WORK ITEM: Write out the full listing exactly as it appears below.

** TASK INPUTS follows **

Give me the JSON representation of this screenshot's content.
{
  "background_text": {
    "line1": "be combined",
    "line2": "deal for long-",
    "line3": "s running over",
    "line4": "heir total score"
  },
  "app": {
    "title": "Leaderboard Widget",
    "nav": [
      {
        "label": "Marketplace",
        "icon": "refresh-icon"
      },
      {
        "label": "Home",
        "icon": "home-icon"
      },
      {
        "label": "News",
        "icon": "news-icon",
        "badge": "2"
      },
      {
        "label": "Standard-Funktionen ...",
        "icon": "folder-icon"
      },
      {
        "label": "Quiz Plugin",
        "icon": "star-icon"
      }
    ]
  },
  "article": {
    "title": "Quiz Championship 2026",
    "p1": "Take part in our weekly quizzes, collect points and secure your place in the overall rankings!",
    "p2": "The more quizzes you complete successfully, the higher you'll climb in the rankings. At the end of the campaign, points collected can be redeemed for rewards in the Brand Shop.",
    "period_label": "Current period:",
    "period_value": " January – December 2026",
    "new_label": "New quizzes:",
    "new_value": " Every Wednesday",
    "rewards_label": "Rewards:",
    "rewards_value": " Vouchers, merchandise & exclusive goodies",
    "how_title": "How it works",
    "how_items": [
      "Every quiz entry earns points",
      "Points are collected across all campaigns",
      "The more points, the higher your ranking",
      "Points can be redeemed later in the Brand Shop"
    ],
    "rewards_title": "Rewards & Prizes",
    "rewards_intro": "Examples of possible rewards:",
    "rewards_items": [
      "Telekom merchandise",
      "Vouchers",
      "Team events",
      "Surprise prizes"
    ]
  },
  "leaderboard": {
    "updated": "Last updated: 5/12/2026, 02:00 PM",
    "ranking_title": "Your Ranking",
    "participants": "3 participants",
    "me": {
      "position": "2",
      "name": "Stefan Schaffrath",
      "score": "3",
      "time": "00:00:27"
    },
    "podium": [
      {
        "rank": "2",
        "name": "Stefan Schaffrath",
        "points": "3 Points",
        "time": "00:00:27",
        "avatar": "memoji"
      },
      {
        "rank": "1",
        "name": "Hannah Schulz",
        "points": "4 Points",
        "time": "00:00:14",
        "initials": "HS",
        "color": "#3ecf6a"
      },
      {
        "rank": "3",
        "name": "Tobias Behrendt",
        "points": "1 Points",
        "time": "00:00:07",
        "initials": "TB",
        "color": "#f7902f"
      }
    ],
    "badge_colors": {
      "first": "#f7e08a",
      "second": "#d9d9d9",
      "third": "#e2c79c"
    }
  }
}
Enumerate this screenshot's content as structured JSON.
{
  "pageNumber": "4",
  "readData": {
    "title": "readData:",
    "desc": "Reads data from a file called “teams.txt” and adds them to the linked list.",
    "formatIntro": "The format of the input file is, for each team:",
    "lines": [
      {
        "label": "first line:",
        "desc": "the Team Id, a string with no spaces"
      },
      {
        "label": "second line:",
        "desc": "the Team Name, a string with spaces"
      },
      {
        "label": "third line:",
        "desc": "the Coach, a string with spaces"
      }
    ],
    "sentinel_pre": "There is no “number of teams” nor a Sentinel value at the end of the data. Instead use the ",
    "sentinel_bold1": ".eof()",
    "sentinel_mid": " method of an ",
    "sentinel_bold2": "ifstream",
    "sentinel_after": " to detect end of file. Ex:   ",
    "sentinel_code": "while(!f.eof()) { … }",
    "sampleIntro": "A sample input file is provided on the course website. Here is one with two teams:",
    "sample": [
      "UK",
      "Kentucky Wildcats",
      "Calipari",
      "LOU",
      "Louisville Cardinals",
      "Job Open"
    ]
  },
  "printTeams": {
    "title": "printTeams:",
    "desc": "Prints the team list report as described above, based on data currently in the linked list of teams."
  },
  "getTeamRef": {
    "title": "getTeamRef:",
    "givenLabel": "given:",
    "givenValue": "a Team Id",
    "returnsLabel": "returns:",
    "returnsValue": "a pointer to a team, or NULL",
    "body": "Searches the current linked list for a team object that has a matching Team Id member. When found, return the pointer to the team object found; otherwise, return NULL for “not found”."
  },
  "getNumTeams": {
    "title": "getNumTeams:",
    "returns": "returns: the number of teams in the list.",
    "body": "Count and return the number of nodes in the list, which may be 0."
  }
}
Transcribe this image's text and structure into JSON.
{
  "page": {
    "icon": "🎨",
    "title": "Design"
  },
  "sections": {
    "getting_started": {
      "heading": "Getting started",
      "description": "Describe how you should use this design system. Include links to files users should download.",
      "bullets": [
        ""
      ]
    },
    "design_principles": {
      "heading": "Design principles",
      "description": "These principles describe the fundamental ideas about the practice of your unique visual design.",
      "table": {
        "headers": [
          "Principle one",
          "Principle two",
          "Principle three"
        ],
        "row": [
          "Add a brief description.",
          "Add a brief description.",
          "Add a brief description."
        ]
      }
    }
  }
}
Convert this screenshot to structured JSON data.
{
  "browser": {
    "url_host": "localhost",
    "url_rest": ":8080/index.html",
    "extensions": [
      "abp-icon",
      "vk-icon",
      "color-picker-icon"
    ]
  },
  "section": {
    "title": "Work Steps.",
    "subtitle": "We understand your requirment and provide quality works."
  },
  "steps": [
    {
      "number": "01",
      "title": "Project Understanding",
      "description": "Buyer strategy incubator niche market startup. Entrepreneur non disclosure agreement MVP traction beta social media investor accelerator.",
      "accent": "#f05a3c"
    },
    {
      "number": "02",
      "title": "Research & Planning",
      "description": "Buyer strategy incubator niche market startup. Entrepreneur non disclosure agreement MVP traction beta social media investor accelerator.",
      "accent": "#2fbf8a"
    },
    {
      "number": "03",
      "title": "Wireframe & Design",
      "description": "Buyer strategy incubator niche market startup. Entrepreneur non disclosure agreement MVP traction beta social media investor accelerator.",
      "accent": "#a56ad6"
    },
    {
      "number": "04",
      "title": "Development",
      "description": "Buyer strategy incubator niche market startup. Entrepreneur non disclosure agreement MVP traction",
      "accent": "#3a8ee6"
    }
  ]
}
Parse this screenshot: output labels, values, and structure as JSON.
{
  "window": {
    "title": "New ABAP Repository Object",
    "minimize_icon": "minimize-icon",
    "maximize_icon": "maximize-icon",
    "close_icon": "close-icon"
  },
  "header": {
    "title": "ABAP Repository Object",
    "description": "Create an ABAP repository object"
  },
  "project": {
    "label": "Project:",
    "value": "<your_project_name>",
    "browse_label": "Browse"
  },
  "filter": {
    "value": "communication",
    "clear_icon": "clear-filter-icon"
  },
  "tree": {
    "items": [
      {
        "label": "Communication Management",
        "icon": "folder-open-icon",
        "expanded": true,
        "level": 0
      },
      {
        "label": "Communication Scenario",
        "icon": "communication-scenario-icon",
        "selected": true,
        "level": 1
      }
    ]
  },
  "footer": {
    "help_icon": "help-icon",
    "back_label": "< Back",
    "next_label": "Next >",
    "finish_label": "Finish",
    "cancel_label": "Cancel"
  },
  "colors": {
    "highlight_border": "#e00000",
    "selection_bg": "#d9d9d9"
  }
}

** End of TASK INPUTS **

THE ANSWER:
Give me the JSON representation of this screenshot's content.
{
  "background_text": {
    "line1": "be combined",
    "line2": "deal for long-",
    "line3": "s running over",
    "line4": "heir total score"
  },
  "app": {
    "title": "Leaderboard Widget",
    "nav": [
      {
        "label": "Marketplace",
        "icon": "refresh-icon"
      },
      {
        "label": "Home",
        "icon": "home-icon"
      },
      {
        "label": "News",
        "icon": "news-icon",
        "badge": "2"
      },
      {
        "label": "Standard-Funktionen ...",
        "icon": "folder-icon"
      },
      {
        "label": "Quiz Plugin",
        "icon": "star-icon"
      }
    ]
  },
  "article": {
    "title": "Quiz Championship 2026",
    "p1": "Take part in our weekly quizzes, collect points and secure your place in the overall rankings!",
    "p2": "The more quizzes you complete successfully, the higher you'll climb in the rankings. At the end of the campaign, points collected can be redeemed for rewards in the Brand Shop.",
    "period_label": "Current period:",
    "period_value": " January – December 2026",
    "new_label": "New quizzes:",
    "new_value": " Every Wednesday",
    "rewards_label": "Rewards:",
    "rewards_value": " Vouchers, merchandise & exclusive goodies",
    "how_title": "How it works",
    "how_items": [
      "Every quiz entry earns points",
      "Points are collected across all campaigns",
      "The more points, the higher your ranking",
      "Points can be redeemed later in the Brand Shop"
    ],
    "rewards_title": "Rewards & Prizes",
    "rewards_intro": "Examples of possible rewards:",
    "rewards_items": [
      "Telekom merchandise",
      "Vouchers",
      "Team events",
      "Surprise prizes"
    ]
  },
  "leaderboard": {
    "updated": "Last updated: 5/12/2026, 02:00 PM",
    "ranking_title": "Your Ranking",
    "participants": "3 participants",
    "me": {
      "position": "2",
      "name": "Stefan Schaffrath",
      "score": "3",
      "time": "00:00:27"
    },
    "podium": [
      {
        "rank": "2",
        "name": "Stefan Schaffrath",
        "points": "3 Points",
        "time": "00:00:27",
        "avatar": "memoji"
      },
      {
        "rank": "1",
        "name": "Hannah Schulz",
        "points": "4 Points",
        "time": "00:00:14",
        "initials": "HS",
        "color": "#3ecf6a"
      },
      {
        "rank": "3",
        "name": "Tobias Behrendt",
        "points": "1 Points",
        "time": "00:00:07",
        "initials": "TB",
        "color": "#f7902f"
      }
    ],
    "badge_colors": {
      "first": "#f7e08a",
      "second": "#d9d9d9",
      "third": "#e2c79c"
    }
  }
}
Enumerate this screenshot's content as structured JSON.
{
  "pageNumber": "4",
  "readData": {
    "title": "readData:",
    "desc": "Reads data from a file called “teams.txt” and adds them to the linked list.",
    "formatIntro": "The format of the input file is, for each team:",
    "lines": [
      {
        "label": "first line:",
        "desc": "the Team Id, a string with no spaces"
      },
      {
        "label": "second line:",
        "desc": "the Team Name, a string with spaces"
      },
      {
        "label": "third line:",
        "desc": "the Coach, a string with spaces"
      }
    ],
    "sentinel_pre": "There is no “number of teams” nor a Sentinel value at the end of the data. Instead use the ",
    "sentinel_bold1": ".eof()",
    "sentinel_mid": " method of an ",
    "sentinel_bold2": "ifstream",
    "sentinel_after": " to detect end of file. Ex:   ",
    "sentinel_code": "while(!f.eof()) { … }",
    "sampleIntro": "A sample input file is provided on the course website. Here is one with two teams:",
    "sample": [
      "UK",
      "Kentucky Wildcats",
      "Calipari",
      "LOU",
      "Louisville Cardinals",
      "Job Open"
    ]
  },
  "printTeams": {
    "title": "printTeams:",
    "desc": "Prints the team list report as described above, based on data currently in the linked list of teams."
  },
  "getTeamRef": {
    "title": "getTeamRef:",
    "givenLabel": "given:",
    "givenValue": "a Team Id",
    "returnsLabel": "returns:",
    "returnsValue": "a pointer to a team, or NULL",
    "body": "Searches the current linked list for a team object that has a matching Team Id member. When found, return the pointer to the team object found; otherwise, return NULL for “not found”."
  },
  "getNumTeams": {
    "title": "getNumTeams:",
    "returns": "returns: the number of teams in the list.",
    "body": "Count and return the number of nodes in the list, which may be 0."
  }
}
Transcribe this image's text and structure into JSON.
{
  "page": {
    "icon": "🎨",
    "title": "Design"
  },
  "sections": {
    "getting_started": {
      "heading": "Getting started",
      "description": "Describe how you should use this design system. Include links to files users should download.",
      "bullets": [
        ""
      ]
    },
    "design_principles": {
      "heading": "Design principles",
      "description": "These principles describe the fundamental ideas about the practice of your unique visual design.",
      "table": {
        "headers": [
          "Principle one",
          "Principle two",
          "Principle three"
        ],
        "row": [
          "Add a brief description.",
          "Add a brief description.",
          "Add a brief description."
        ]
      }
    }
  }
}
Convert this screenshot to structured JSON data.
{
  "browser": {
    "url_host": "localhost",
    "url_rest": ":8080/index.html",
    "extensions": [
      "abp-icon",
      "vk-icon",
      "color-picker-icon"
    ]
  },
  "section": {
    "title": "Work Steps.",
    "subtitle": "We understand your requirment and provide quality works."
  },
  "steps": [
    {
      "number": "01",
      "title": "Project Understanding",
      "description": "Buyer strategy incubator niche market startup. Entrepreneur non disclosure agreement MVP traction beta social media investor accelerator.",
      "accent": "#f05a3c"
    },
    {
      "number": "02",
      "title": "Research & Planning",
      "description": "Buyer strategy incubator niche market startup. Entrepreneur non disclosure agreement MVP traction beta social media investor accelerator.",
      "accent": "#2fbf8a"
    },
    {
      "number": "03",
      "title": "Wireframe & Design",
      "description": "Buyer strategy incubator niche market startup. Entrepreneur non disclosure agreement MVP traction beta social media investor accelerator.",
      "accent": "#a56ad6"
    },
    {
      "number": "04",
      "title": "Development",
      "description": "Buyer strategy incubator niche market startup. Entrepreneur non disclosure agreement MVP traction",
      "accent": "#3a8ee6"
    }
  ]
}
Parse this screenshot: output labels, values, and structure as JSON.
{
  "window": {
    "title": "New ABAP Repository Object",
    "minimize_icon": "minimize-icon",
    "maximize_icon": "maximize-icon",
    "close_icon": "close-icon"
  },
  "header": {
    "title": "ABAP Repository Object",
    "description": "Create an ABAP repository object"
  },
  "project": {
    "label": "Project:",
    "value": "<your_project_name>",
    "browse_label": "Browse"
  },
  "filter": {
    "value": "communication",
    "clear_icon": "clear-filter-icon"
  },
  "tree": {
    "items": [
      {
        "label": "Communication Management",
        "icon": "folder-open-icon",
        "expanded": true,
        "level": 0
      },
      {
        "label": "Communication Scenario",
        "icon": "communication-scenario-icon",
        "selected": true,
        "level": 1
      }
    ]
  },
  "footer": {
    "help_icon": "help-icon",
    "back_label": "< Back",
    "next_label": "Next >",
    "finish_label": "Finish",
    "cancel_label": "Cancel"
  },
  "colors": {
    "highlight_border": "#e00000",
    "selection_bg": "#d9d9d9"
  }
}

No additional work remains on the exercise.